In the end, whether you love or hate this movie will depend on how you feel about video games — not just as narrative, but as art.
Because so much of the action of “Ready Player One” tales place in the Oasis, so much of the film feels like watching “Final Fantasy: The Spirits Within.” As with that 2001 film — the first photorealistic, all-CGI feature, and the most expensive movie based on a video game ever — there’s something off-putting about looking at avatars for long periods of time. They’re cartoony, but they’re also real enough. Still, who wants to spend that much time with them? Long, long passages of “Ready” — and at nearly 2 ½ hours, it’s a long, long film — feel less like watching a movie than like playing a video game — or, rather, like watching a video game over someone’s shoulder.
Spielberg, at 71, directs with the verve of a 20-something (or maybe a 71-year-old with a good memory). If “Ready Player One” is tedious at times, it’s also oodles of fun at others, especially during the extended “Shining” sequence, which uses actual clips from the 1980 thriller. (Stanley Kubrick’s film, like many of the other movie references, comes from Warner Bros., the studio behind “Ready Player One,” which made it easy to get the rights.)
There’s a meta quality to “Ready Player One” that is an intriguing — and underutilized — asset. When Parzival finally meets Halliday, late in the film, it is not as the game designer’s avatar, a Gandalf-like wizard with the colossally stupid name of Anorak. (Doesn’t it mean “ski jacket”?) Rather, Halliday looks just as he did in life. “Are you an avatar?” asks Parzival. “Are you alive?”

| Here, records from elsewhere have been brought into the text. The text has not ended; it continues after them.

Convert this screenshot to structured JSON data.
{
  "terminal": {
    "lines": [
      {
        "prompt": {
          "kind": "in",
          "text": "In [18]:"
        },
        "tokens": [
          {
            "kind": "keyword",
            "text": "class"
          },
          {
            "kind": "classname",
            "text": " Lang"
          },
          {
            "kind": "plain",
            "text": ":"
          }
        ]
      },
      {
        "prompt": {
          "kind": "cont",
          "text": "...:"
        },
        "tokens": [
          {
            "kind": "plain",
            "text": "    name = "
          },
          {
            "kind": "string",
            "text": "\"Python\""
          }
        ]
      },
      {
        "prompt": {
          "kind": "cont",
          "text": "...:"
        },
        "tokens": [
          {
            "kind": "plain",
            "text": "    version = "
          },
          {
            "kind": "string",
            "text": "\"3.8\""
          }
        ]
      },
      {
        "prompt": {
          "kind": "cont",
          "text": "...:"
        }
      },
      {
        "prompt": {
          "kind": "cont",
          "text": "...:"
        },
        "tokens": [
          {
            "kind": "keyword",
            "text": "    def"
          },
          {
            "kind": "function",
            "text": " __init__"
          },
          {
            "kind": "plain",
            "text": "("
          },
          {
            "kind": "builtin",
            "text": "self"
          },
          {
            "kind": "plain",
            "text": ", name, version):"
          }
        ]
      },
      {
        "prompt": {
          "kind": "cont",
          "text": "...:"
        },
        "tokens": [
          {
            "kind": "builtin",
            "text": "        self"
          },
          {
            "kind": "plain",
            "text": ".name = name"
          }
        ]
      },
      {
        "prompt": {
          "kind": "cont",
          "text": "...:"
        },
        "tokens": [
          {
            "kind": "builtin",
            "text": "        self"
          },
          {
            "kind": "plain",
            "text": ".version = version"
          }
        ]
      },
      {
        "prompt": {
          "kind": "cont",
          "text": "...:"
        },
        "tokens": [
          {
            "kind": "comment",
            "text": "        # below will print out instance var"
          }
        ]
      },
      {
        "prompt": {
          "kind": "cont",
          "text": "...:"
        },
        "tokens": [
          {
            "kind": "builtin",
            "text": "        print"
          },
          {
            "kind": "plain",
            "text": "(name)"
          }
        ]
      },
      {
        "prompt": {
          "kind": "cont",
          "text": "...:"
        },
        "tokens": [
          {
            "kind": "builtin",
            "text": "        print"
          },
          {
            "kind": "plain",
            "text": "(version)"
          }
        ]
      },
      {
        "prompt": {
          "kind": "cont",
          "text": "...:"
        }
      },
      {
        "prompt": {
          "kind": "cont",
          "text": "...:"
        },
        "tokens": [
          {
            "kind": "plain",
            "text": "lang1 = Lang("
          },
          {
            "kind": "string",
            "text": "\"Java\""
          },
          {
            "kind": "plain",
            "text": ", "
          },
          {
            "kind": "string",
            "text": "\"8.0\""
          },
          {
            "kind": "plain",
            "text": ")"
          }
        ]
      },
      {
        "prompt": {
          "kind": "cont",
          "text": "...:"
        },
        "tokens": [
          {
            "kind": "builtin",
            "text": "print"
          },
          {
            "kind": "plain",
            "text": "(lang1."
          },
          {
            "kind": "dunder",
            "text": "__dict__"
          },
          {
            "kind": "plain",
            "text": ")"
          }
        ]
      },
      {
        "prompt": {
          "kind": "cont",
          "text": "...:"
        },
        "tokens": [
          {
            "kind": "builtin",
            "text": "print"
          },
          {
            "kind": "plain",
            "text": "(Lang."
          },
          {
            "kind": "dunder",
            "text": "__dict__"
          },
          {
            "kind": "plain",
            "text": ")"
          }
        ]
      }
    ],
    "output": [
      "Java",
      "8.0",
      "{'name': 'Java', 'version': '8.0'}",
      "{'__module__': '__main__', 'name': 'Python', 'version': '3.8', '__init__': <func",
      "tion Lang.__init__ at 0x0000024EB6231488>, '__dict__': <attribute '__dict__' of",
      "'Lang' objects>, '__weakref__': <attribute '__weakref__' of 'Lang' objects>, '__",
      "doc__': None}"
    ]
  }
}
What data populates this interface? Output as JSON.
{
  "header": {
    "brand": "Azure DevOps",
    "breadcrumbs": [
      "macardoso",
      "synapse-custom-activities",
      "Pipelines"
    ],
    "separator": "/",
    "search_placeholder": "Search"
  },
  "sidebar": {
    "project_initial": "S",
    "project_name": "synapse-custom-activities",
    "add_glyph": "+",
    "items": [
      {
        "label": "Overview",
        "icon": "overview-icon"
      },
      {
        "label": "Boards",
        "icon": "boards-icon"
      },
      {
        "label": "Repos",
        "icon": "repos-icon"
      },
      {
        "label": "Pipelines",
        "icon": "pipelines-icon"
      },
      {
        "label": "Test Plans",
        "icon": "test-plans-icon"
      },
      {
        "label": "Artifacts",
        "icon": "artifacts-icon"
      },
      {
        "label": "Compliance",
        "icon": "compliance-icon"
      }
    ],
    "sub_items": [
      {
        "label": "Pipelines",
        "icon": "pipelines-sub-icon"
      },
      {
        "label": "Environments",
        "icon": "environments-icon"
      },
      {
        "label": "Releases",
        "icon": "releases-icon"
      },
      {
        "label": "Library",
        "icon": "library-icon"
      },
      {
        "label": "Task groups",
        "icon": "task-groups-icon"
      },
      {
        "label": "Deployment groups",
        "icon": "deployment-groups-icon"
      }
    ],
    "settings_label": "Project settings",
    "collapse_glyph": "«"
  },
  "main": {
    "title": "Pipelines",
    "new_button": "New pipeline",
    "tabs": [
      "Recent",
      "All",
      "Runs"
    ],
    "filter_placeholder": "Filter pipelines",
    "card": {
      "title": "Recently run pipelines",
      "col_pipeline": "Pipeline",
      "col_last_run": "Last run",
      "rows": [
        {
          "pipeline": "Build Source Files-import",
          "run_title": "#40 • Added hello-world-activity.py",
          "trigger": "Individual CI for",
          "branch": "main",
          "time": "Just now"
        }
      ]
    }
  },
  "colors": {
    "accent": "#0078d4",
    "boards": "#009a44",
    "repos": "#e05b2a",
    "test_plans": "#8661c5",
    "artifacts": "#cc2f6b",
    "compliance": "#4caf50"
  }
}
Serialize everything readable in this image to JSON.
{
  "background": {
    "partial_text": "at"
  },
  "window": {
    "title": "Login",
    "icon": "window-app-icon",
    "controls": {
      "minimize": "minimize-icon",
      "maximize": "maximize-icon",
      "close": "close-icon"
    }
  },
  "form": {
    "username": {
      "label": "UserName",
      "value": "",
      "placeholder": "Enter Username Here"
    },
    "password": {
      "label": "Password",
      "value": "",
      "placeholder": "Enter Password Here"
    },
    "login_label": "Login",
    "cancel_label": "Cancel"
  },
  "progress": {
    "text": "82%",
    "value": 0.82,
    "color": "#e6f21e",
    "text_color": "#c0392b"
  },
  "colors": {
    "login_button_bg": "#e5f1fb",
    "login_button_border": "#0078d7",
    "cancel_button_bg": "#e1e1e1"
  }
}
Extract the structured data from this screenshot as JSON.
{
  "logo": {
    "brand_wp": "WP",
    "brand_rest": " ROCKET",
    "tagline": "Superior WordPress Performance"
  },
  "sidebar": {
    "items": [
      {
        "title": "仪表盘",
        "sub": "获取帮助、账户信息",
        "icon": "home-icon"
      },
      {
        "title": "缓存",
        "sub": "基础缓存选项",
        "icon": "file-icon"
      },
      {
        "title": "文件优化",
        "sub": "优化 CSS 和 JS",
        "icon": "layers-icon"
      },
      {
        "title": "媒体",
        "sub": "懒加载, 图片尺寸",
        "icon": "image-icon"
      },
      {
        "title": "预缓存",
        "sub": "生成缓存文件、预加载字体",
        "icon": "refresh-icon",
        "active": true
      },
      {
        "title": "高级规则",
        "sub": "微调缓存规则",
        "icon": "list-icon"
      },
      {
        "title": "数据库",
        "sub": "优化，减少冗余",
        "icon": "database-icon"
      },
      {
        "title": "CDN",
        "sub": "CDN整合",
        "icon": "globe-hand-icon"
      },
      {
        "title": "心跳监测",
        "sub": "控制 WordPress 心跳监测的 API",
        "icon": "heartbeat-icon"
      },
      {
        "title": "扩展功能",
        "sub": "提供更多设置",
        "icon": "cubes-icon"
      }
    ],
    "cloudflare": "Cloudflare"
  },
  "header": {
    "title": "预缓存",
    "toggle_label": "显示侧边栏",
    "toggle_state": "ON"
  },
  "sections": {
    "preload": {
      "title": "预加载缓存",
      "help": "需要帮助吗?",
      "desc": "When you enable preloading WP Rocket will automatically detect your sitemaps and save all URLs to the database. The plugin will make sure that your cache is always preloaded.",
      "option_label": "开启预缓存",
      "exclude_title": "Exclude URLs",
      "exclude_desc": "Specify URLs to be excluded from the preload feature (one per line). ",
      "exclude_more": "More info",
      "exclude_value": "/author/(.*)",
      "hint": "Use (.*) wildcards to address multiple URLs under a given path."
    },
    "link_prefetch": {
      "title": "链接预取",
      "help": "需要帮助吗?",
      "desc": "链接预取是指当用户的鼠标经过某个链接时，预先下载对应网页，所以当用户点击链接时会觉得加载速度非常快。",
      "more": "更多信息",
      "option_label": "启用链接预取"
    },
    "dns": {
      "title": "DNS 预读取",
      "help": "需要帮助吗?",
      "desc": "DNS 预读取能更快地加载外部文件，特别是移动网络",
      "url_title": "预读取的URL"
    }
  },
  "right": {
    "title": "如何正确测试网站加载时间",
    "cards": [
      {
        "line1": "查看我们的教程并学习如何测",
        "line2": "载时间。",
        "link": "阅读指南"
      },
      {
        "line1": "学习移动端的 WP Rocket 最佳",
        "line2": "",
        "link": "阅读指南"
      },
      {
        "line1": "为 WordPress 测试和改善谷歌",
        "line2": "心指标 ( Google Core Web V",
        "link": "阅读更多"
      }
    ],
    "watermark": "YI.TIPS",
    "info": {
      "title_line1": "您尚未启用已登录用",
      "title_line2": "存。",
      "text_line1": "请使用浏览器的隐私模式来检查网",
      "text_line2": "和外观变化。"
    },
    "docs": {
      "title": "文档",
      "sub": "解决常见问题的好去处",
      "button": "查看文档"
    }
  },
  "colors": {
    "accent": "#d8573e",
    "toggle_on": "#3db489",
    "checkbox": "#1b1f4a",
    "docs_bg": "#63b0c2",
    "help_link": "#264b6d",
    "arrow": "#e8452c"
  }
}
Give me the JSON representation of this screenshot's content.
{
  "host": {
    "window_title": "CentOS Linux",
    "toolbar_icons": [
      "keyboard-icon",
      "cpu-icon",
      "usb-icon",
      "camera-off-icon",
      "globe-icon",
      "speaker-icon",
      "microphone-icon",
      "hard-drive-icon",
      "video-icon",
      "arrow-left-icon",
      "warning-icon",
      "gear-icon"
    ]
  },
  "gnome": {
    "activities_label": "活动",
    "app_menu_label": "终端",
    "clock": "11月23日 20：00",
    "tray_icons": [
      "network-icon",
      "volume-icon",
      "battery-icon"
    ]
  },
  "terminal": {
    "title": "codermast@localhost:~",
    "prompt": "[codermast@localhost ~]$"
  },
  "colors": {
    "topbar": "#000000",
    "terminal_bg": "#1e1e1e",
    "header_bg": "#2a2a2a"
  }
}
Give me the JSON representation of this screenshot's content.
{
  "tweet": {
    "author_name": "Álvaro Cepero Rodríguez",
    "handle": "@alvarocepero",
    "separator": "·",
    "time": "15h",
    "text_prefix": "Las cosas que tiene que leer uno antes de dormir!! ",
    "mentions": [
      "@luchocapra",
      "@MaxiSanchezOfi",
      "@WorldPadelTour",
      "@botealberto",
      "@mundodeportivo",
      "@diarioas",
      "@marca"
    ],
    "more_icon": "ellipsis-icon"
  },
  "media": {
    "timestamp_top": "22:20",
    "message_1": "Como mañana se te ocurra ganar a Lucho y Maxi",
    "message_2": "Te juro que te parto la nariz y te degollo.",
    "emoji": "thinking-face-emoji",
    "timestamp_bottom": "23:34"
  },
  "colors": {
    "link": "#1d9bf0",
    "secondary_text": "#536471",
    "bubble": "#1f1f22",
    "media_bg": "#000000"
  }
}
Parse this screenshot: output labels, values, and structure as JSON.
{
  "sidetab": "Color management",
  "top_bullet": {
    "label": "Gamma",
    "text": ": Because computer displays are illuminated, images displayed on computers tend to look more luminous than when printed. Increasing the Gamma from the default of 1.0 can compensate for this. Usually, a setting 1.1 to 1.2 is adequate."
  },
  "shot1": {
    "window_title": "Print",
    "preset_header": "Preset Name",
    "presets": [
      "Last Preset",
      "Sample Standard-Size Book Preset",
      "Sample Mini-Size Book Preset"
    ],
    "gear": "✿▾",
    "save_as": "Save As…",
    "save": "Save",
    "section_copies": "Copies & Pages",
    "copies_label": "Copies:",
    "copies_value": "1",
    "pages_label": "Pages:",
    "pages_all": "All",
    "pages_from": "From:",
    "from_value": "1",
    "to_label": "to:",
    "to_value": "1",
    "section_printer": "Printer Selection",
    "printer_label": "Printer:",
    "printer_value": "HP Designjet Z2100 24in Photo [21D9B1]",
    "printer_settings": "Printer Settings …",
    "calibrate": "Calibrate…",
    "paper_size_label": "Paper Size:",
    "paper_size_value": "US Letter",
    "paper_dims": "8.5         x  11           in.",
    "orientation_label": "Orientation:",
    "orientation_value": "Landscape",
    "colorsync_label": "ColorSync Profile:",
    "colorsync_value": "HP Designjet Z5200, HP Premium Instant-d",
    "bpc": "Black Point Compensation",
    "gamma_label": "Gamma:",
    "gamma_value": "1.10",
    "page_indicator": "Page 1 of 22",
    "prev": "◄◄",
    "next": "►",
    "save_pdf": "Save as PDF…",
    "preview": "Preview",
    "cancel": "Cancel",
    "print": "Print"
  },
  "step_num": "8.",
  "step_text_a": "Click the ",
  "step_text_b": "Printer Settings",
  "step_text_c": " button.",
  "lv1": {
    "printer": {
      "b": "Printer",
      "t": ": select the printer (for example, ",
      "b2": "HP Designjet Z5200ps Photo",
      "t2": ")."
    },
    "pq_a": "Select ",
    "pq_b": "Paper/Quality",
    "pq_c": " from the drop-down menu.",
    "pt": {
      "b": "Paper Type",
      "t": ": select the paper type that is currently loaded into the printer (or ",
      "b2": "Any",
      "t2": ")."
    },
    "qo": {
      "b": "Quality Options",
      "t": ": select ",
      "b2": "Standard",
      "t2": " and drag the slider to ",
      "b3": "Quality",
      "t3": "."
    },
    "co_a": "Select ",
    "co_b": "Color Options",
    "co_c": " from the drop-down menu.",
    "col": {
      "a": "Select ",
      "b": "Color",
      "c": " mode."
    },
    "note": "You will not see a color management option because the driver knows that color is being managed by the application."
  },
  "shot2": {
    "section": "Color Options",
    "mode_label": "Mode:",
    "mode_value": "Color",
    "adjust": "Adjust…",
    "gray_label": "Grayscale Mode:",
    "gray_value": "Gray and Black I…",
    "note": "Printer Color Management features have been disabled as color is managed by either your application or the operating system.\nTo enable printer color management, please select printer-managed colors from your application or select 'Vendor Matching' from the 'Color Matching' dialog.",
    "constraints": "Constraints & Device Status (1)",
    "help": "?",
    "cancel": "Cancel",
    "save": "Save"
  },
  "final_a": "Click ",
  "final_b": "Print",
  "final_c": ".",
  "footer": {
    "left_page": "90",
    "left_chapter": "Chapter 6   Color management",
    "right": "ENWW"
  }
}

“No,” Halliday answers to both questions before disappearing. That mystery, hanging in the air unanswered, is the most interesting and infuriating thing about “Ready Player One.”
PG-13. At area theaters. Contains sequences of sci-fi action violence, bloody images, some suggestive material, partial nudity and strong language. 140 minutes.